    Besides mitigating the direct risk from flooding, many resilient upgrades have the added benefit of increasing resource conservation and reducing operational costs.This can represent a shorter return on investment and yield ongoing savings through the life of the building. When a building owner is investing in any substantial retrofit, they should always consider the additional co-benefits that can be achieved by the intervention – here, integrating resource efficiency also reduces operating costs.
     
  • Step 5. Appreciate the full life cycle of buildings. Design and construction must incorporate the demands of the full building life cycle – at the front end when the building is being built or retrofitted and at the back end, to support operations and maintenance and usability. 

A resilient design approach will account for the risks of our new normal, saving lives and money and harnessing the creativity and innovation of America around a common goal: to strengthen our communities with the fervor, commitment and fortitude we demonstrated while rescuing citizens from the flood waters of Hurricane Harvey and Irma.

Building on this experience, Enterprise has launched the Harvey Community Recovery Fund to respond to the short, mid, and long term needs of communities impacted by Hurricane Harvey, with a goal to raise $10 million. The fund will support nonprofits serving displaced low-income residents and doing the necessary hard work of cleaning up neighborhoods, house by house and block by block in the storm-damaged areas of South Texas; the Houston metro area; Beaumont/Port Arthur, Texas, and Southwest Louisiana.

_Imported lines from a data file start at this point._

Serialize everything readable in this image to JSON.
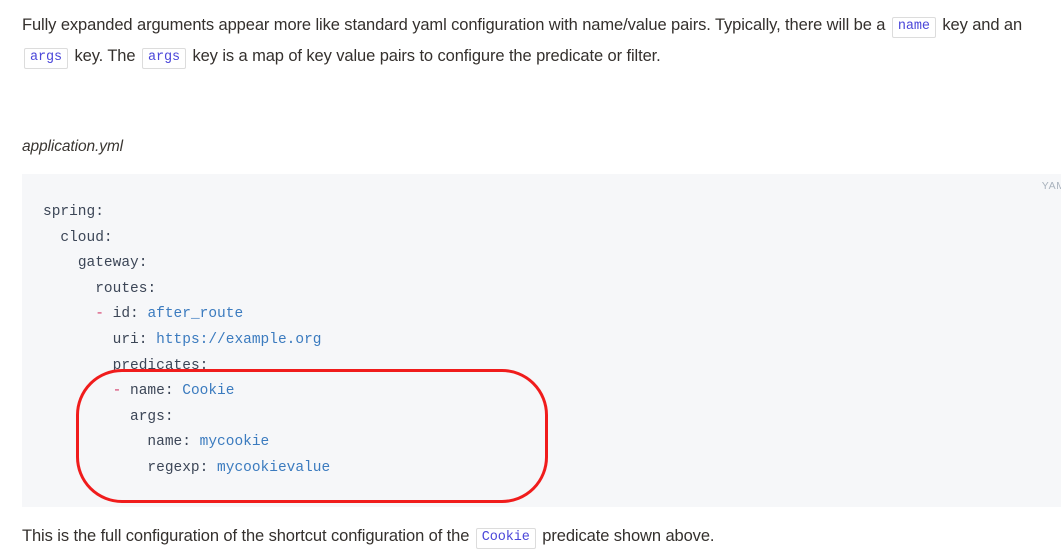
{
  "intro_paragraph": {
    "segment_1": "Fully expanded arguments appear more like standard yaml configuration with name/value pairs. Typically, there will be a ",
    "chip_1": "name",
    "segment_2": " key and an ",
    "chip_2": "args",
    "segment_3": " key. The ",
    "chip_3": "args",
    "segment_4": " key is a map of key value pairs to configure the predicate or filter."
  },
  "caption": "application.yml",
  "code_block": {
    "language_label": "YAML",
    "background_color": "#f6f7f9",
    "key_color": "#3c4657",
    "value_color": "#3b7bbf",
    "dash_color": "#d6436f",
    "lines": [
      {
        "indent": 0,
        "key": "spring",
        "value": ""
      },
      {
        "indent": 1,
        "key": "cloud",
        "value": ""
      },
      {
        "indent": 2,
        "key": "gateway",
        "value": ""
      },
      {
        "indent": 3,
        "key": "routes",
        "value": ""
      },
      {
        "indent": 4,
        "dash": true,
        "key": "id",
        "value": "after_route"
      },
      {
        "indent": 5,
        "key": "uri",
        "value": "https://example.org"
      },
      {
        "indent": 5,
        "key": "predicates",
        "value": ""
      },
      {
        "indent": 5,
        "dash": true,
        "key": "name",
        "value": "Cookie"
      },
      {
        "indent": 6,
        "key": "args",
        "value": ""
      },
      {
        "indent": 7,
        "key": "name",
        "value": "mycookie"
      },
      {
        "indent": 7,
        "key": "regexp",
        "value": "mycookievalue"
      }
    ],
    "raw_text": "spring:\n  cloud:\n    gateway:\n      routes:\n      - id: after_route\n        uri: https://example.org\n        predicates:\n        - name: Cookie\n          args:\n            name: mycookie\n            regexp: mycookievalue"
  },
  "annotation": {
    "shape": "rounded-rectangle-oval",
    "color": "#f01c1c",
    "highlights_lines": [
      "- name: Cookie",
      "args:",
      "name: mycookie",
      "regexp: mycookievalue"
    ]
  },
  "outro_paragraph": {
    "segment_1": "This is the full configuration of the shortcut configuration of the ",
    "chip_1": "Cookie",
    "segment_2": " predicate shown above."
  }
}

If you're interested in the fund, please email harvey@enterprisecommunity.org for more information.


1. Defined http://www.tulane.edu/~sanelson/Natural_Disasters/introduction.htm
2. https://www.census.gov/newsroom/press-releases/2015/cb15-33.html
3. The two largest cities, New York City and Los Angeles, alone contribute 13% of the nation’s GDPhttp://www.mckinsey.com/global-themes/urbanization/us-cities-in-the-global-economy